Sinn Fein president Mary Lou McDonald has described the current coronavirus crisis as a greater "accelerant" to a united Ireland than Brexit and has called for an all-island approach to health.
Describing the lack of a single health policy between Northern Ireland and the Republic as "astonishing", Ms McDonald told the Sunday Times newspaper that in her view the current situation "dwarfs Brexit in terms of reflecting the danger of partition".
"When Brexit happened, people said this is an accelerant in terms of the unity debate, because it was so obvious with the danger to the border," she said.
"We have an all-Ireland single policy for animal health but not for public health.
"Everything we do to keep people safe has to be on the understanding we are a single population on a small island and have to look after each other."
Ms McDonald has only recently returned to work after having been diagnosed with Covid-19.
She is likely to become the leader of the opposition in the Dail if Fianna Fail and Fine Gael can successfully form a coalition along with the Green Party.
In her remarks on Sunday the Sinn Fein leader was also critical of Prime Minister Boris Johnson's initial "herd immunity" approach.
Reflecting the well publicised disagreements in the Stormont Executive around the pace and direction of particular Covid-19 restrictions, she said there had been robust conversation and debate between the parties here around which policies and approach to follow.

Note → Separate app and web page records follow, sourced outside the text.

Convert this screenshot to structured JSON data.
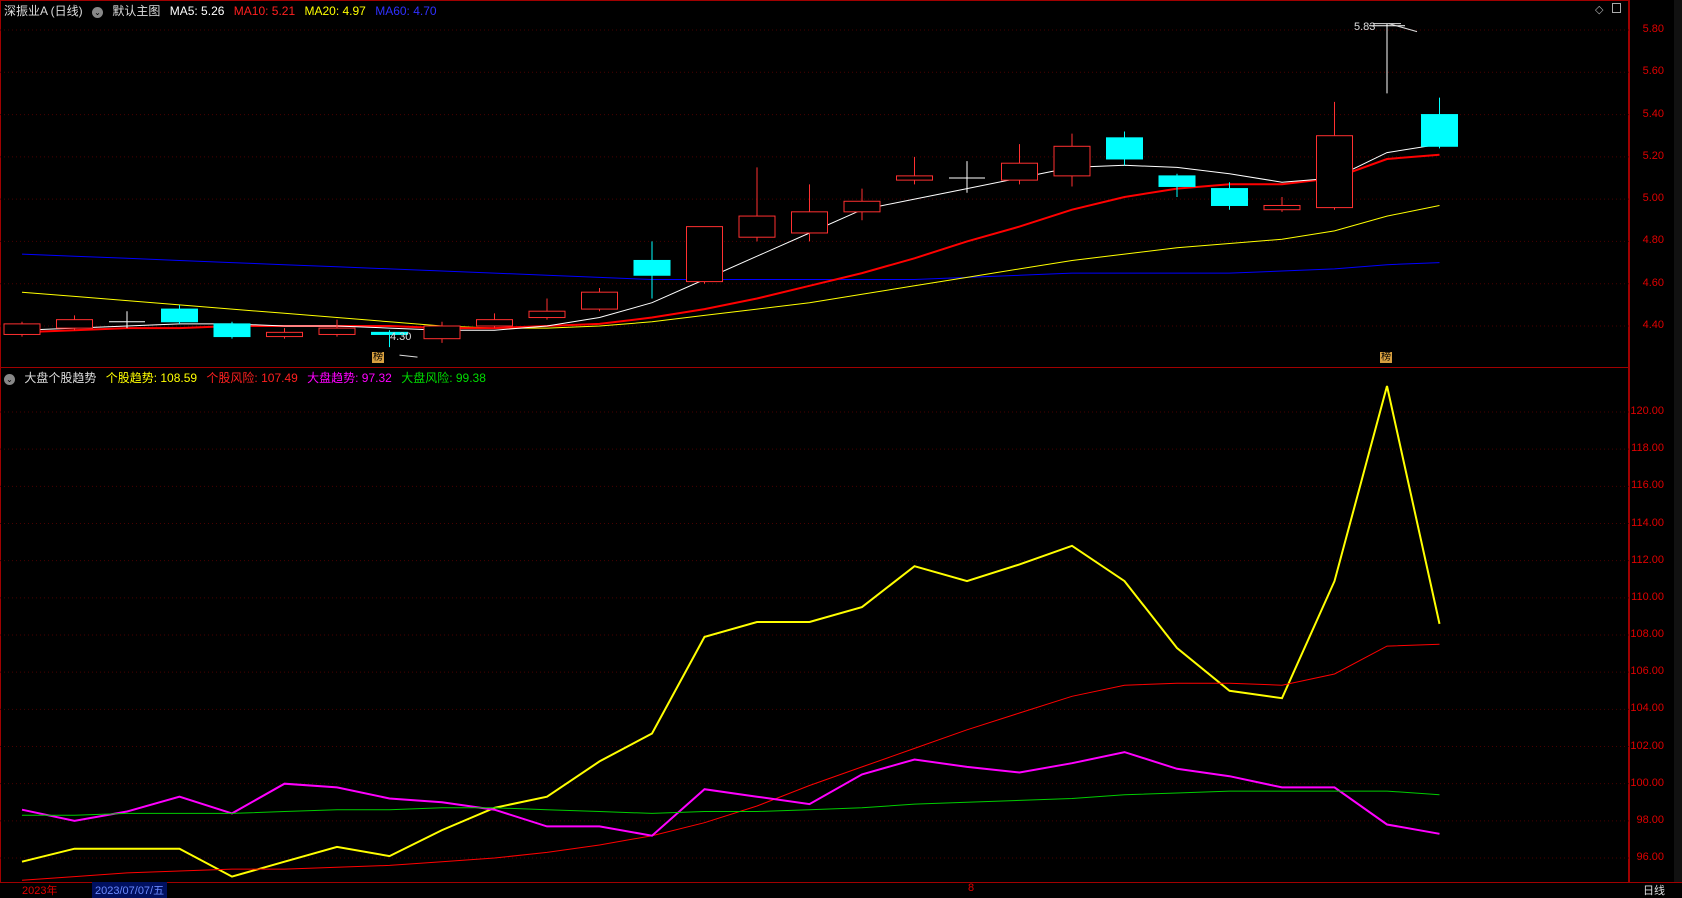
{
  "top_header": {
    "stock_name": "深振业A (日线)",
    "indicator_name": "默认主图",
    "ma5": "MA5: 5.26",
    "ma10": "MA10: 5.21",
    "ma20": "MA20: 4.97",
    "ma60": "MA60: 4.70"
  },
  "bottom_header": {
    "indicator_name": "大盘个股趋势",
    "stock_trend": "个股趋势: 108.59",
    "stock_risk": "个股风险: 107.49",
    "market_trend": "大盘趋势: 97.32",
    "market_risk": "大盘风险: 99.38"
  },
  "price_axis": [
    "5.80",
    "5.60",
    "5.40",
    "5.20",
    "5.00",
    "4.80",
    "4.60",
    "4.40"
  ],
  "indicator_axis": [
    "120.00",
    "118.00",
    "116.00",
    "114.00",
    "112.00",
    "110.00",
    "108.00",
    "106.00",
    "104.00",
    "102.00",
    "100.00",
    "98.00",
    "96.00"
  ],
  "annotations": {
    "high_label": "5.83",
    "low_label": "4.30",
    "tag_left": "榜",
    "tag_right": "榜"
  },
  "footer": {
    "year": "2023年",
    "date": "2023/07/07/五",
    "mid_marker": "8",
    "period": "日线"
  },
  "colors": {
    "up": "#ff3030",
    "down": "#00ffff",
    "ma5": "#ffffff",
    "ma10": "#ff0000",
    "ma20": "#ffff00",
    "ma60": "#0000ff",
    "stock_trend": "#ffff00",
    "stock_risk": "#ff0000",
    "market_trend": "#ff00ff",
    "market_risk": "#00cc00"
  },
  "chart_data": [
    {
      "type": "candlestick",
      "ylim": [
        4.3,
        5.85
      ],
      "candles": [
        {
          "o": 4.36,
          "c": 4.41,
          "h": 4.42,
          "l": 4.35
        },
        {
          "o": 4.39,
          "c": 4.43,
          "h": 4.45,
          "l": 4.38
        },
        {
          "o": 4.42,
          "c": 4.42,
          "h": 4.47,
          "l": 4.39
        },
        {
          "o": 4.48,
          "c": 4.42,
          "h": 4.5,
          "l": 4.41
        },
        {
          "o": 4.41,
          "c": 4.35,
          "h": 4.42,
          "l": 4.34
        },
        {
          "o": 4.35,
          "c": 4.37,
          "h": 4.39,
          "l": 4.34
        },
        {
          "o": 4.36,
          "c": 4.39,
          "h": 4.43,
          "l": 4.35
        },
        {
          "o": 4.37,
          "c": 4.36,
          "h": 4.38,
          "l": 4.3
        },
        {
          "o": 4.34,
          "c": 4.4,
          "h": 4.42,
          "l": 4.32
        },
        {
          "o": 4.4,
          "c": 4.43,
          "h": 4.46,
          "l": 4.39
        },
        {
          "o": 4.44,
          "c": 4.47,
          "h": 4.53,
          "l": 4.43
        },
        {
          "o": 4.48,
          "c": 4.56,
          "h": 4.58,
          "l": 4.47
        },
        {
          "o": 4.71,
          "c": 4.64,
          "h": 4.8,
          "l": 4.53
        },
        {
          "o": 4.61,
          "c": 4.87,
          "h": 4.87,
          "l": 4.6
        },
        {
          "o": 4.82,
          "c": 4.92,
          "h": 5.15,
          "l": 4.8
        },
        {
          "o": 4.84,
          "c": 4.94,
          "h": 5.07,
          "l": 4.8
        },
        {
          "o": 4.94,
          "c": 4.99,
          "h": 5.05,
          "l": 4.9
        },
        {
          "o": 5.09,
          "c": 5.11,
          "h": 5.2,
          "l": 5.07
        },
        {
          "o": 5.1,
          "c": 5.1,
          "h": 5.18,
          "l": 5.03
        },
        {
          "o": 5.09,
          "c": 5.17,
          "h": 5.26,
          "l": 5.07
        },
        {
          "o": 5.11,
          "c": 5.25,
          "h": 5.31,
          "l": 5.06
        },
        {
          "o": 5.29,
          "c": 5.19,
          "h": 5.32,
          "l": 5.16
        },
        {
          "o": 5.11,
          "c": 5.06,
          "h": 5.12,
          "l": 5.01
        },
        {
          "o": 5.05,
          "c": 4.97,
          "h": 5.08,
          "l": 4.95
        },
        {
          "o": 4.95,
          "c": 4.97,
          "h": 5.01,
          "l": 4.94
        },
        {
          "o": 4.96,
          "c": 5.3,
          "h": 5.46,
          "l": 4.95
        },
        {
          "o": 5.82,
          "c": 5.82,
          "h": 5.83,
          "l": 5.5
        },
        {
          "o": 5.4,
          "c": 5.25,
          "h": 5.48,
          "l": 5.24
        }
      ],
      "ma5": [
        4.38,
        4.39,
        4.4,
        4.41,
        4.41,
        4.4,
        4.4,
        4.39,
        4.38,
        4.38,
        4.4,
        4.44,
        4.51,
        4.62,
        4.73,
        4.84,
        4.95,
        5.0,
        5.05,
        5.1,
        5.15,
        5.16,
        5.15,
        5.12,
        5.08,
        5.1,
        5.22,
        5.26
      ],
      "ma10": [
        4.37,
        4.38,
        4.39,
        4.39,
        4.4,
        4.4,
        4.4,
        4.4,
        4.39,
        4.39,
        4.4,
        4.41,
        4.44,
        4.48,
        4.53,
        4.59,
        4.65,
        4.72,
        4.8,
        4.87,
        4.95,
        5.01,
        5.05,
        5.07,
        5.07,
        5.1,
        5.19,
        5.21
      ],
      "ma20": [
        4.56,
        4.54,
        4.52,
        4.5,
        4.48,
        4.46,
        4.44,
        4.42,
        4.4,
        4.39,
        4.39,
        4.4,
        4.42,
        4.45,
        4.48,
        4.51,
        4.55,
        4.59,
        4.63,
        4.67,
        4.71,
        4.74,
        4.77,
        4.79,
        4.81,
        4.85,
        4.92,
        4.97
      ],
      "ma60": [
        4.74,
        4.73,
        4.72,
        4.71,
        4.7,
        4.69,
        4.68,
        4.67,
        4.66,
        4.65,
        4.64,
        4.63,
        4.62,
        4.62,
        4.62,
        4.62,
        4.62,
        4.62,
        4.63,
        4.64,
        4.65,
        4.65,
        4.65,
        4.65,
        4.66,
        4.67,
        4.69,
        4.7
      ]
    },
    {
      "type": "line",
      "ylim": [
        94.8,
        122.5
      ],
      "series": [
        {
          "name": "个股趋势",
          "values": [
            95.8,
            96.5,
            96.5,
            96.5,
            95.0,
            95.8,
            96.6,
            96.1,
            97.5,
            98.7,
            99.3,
            101.2,
            102.7,
            107.9,
            108.7,
            108.7,
            109.5,
            111.7,
            110.9,
            111.8,
            112.8,
            110.9,
            107.3,
            105.0,
            104.6,
            110.9,
            121.4,
            108.6
          ]
        },
        {
          "name": "个股风险",
          "values": [
            94.8,
            95.0,
            95.2,
            95.3,
            95.4,
            95.4,
            95.5,
            95.6,
            95.8,
            96.0,
            96.3,
            96.7,
            97.2,
            97.9,
            98.8,
            99.9,
            100.9,
            101.9,
            102.9,
            103.8,
            104.7,
            105.3,
            105.4,
            105.4,
            105.3,
            105.9,
            107.4,
            107.5
          ]
        },
        {
          "name": "大盘趋势",
          "values": [
            98.6,
            98.0,
            98.5,
            99.3,
            98.4,
            100.0,
            99.8,
            99.2,
            99.0,
            98.6,
            97.7,
            97.7,
            97.2,
            99.7,
            99.3,
            98.9,
            100.5,
            101.3,
            100.9,
            100.6,
            101.1,
            101.7,
            100.8,
            100.4,
            99.8,
            99.8,
            97.8,
            97.3
          ]
        },
        {
          "name": "大盘风险",
          "values": [
            98.3,
            98.3,
            98.4,
            98.4,
            98.4,
            98.5,
            98.6,
            98.6,
            98.7,
            98.7,
            98.6,
            98.5,
            98.4,
            98.5,
            98.5,
            98.6,
            98.7,
            98.9,
            99.0,
            99.1,
            99.2,
            99.4,
            99.5,
            99.6,
            99.6,
            99.6,
            99.6,
            99.4
          ]
        }
      ]
    }
  ]
}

"I think the fact that Boris Johnson and the British Government opted early on for the herd immunity approach meant that Michelle O'Neill had to have some pretty tough conversations to get the northern system in tandem with what was happening in the South," she added.
"Yet again we see how vulnerable we are when we have two jurisdictions, two systems, on the island."